Kitchen Equipment

The Lowcountry kitchen requires a few items that you may not have. These are some of my favorite tools, as well as some that you will need for special tasks such as sausage making.

If you do not have any cast-iron skillets, I advise that you obtain some for authentic results. The typical Lowcountry kitchen has several cast-iron pots and pans, all well seasoned. At the very least, you should have a small (seven- or eight-inch) and a large (ten- or twelve-inch) skillet, well seasoned, for making corn bread with a golden brown crust. Most of my gumbos and pilaus are made in a well-seasoned four-quart cast-iron Dutch oven with its own “self-basting” cast-iron lid. Shop for used cast iron in antique and junk stores; occasionally you can find skillets that already have a good patina. They should have a clean, shiny black interior. If you buy new cast iron, wash it once with soap and water, then render some lard in it according to the instructions. Wipe out the pan, but never wash it again with soap. After each use, paint the inside of the cast iron with lard or bacon grease, then wipe it out. And if you must wash it, use cold water and a natural-bristle brush. The Southeastern Wildlife Cookbook, compiled by the state wildlife department, tells it best:

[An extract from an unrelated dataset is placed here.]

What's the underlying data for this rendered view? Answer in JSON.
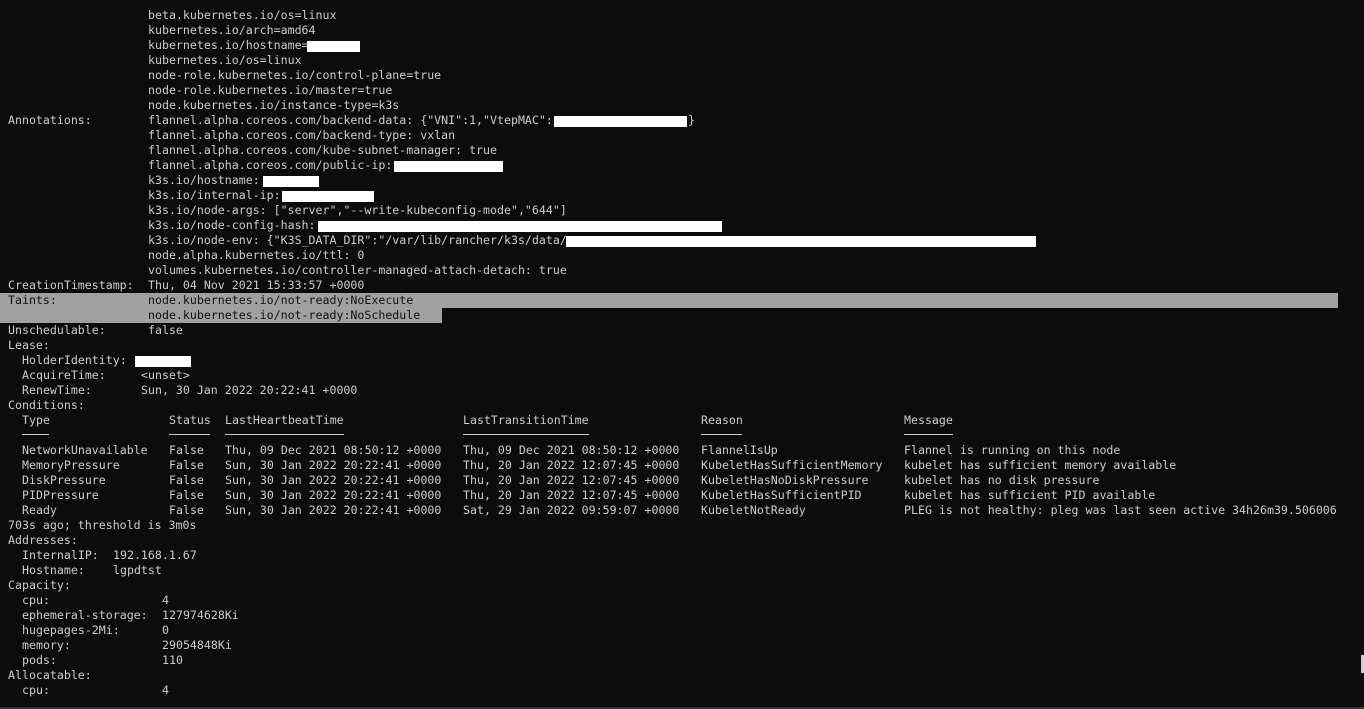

As anyone who’s simmered a pot of catfish stew by a riverbank can tell you, a well-seasoned cast iron pot or skillet is impossible to beat for creating exotic flavors in many home-cooked meals. Where other cookware strives to leave no taste in food, the iron pot, when properly seasoned, will instill a distinctive flavor that becomes richer as the seasoning ages over many years of use.

Other kitchenware should be nonreactive. That means no chipped enamel, unlined copper, or galvanized cookware. Good kitchen pots should be heavy and well made. Heavy aluminum is fine for baking pans but should otherwise be avoided. One of the joys of visiting big cities is browsing in the great cookware stores such as Bridge ( in New York and Dehillerin ( in Paris, where you can find heavy, stainless-lined copper pots and wooden whisks to use in them. A particularly useful pan is a heavy, straight-sided sauté pan. A skillet is no substitute.

Invest in a good set of knives and keep them sharp. They will make your life easier in the kitchen and cut working time. An everyday tool kit comes in handy for odd jobs such as opening coconuts. Heavy poultry shears are indispensable.
My refrigerator rarely holds any fresh foods, because I try to shop daily, but it is always packed with half-filled jars of condiments. If you plan to make Lowcountry pickles, relishes, and chutneys, you should process them in a hot water bath to seal them for shelf storage. You then will need an enameled-steel open kettle canner, a canning funnel, and canning tongs, as well as the jars and lids.
For frying I recommend a deep-fry thermometer or a deep fryer with an adjustable thermostat. Buy three or four metal racks for cooling your cakes and cookies and for draining fried foods. A candy thermometer is essential when cooking sugar.
A kitchen scale is probably the most useful—and overlooked—kitchen tool. For baking and preserving it is essential. Krups makes a reliable one with an adjustable dial that reads in both grams and ounces. When you buy a scale, check it to see if it reads correctly by weighing several items from the grocer, such as a two-pound bag of sugar and a pound of butter. Use the same scale throughout the recipe.
If special equipment is needed, the recipe calls for it. Meat grinders, for example, are necessary for making sausages; food processors make mush of most meats. Metal biscuit cutters and U-shaped pastry blenders are carefully designed tools that give much better results than substitutes. I advise you to read recipes all the way through before beginning.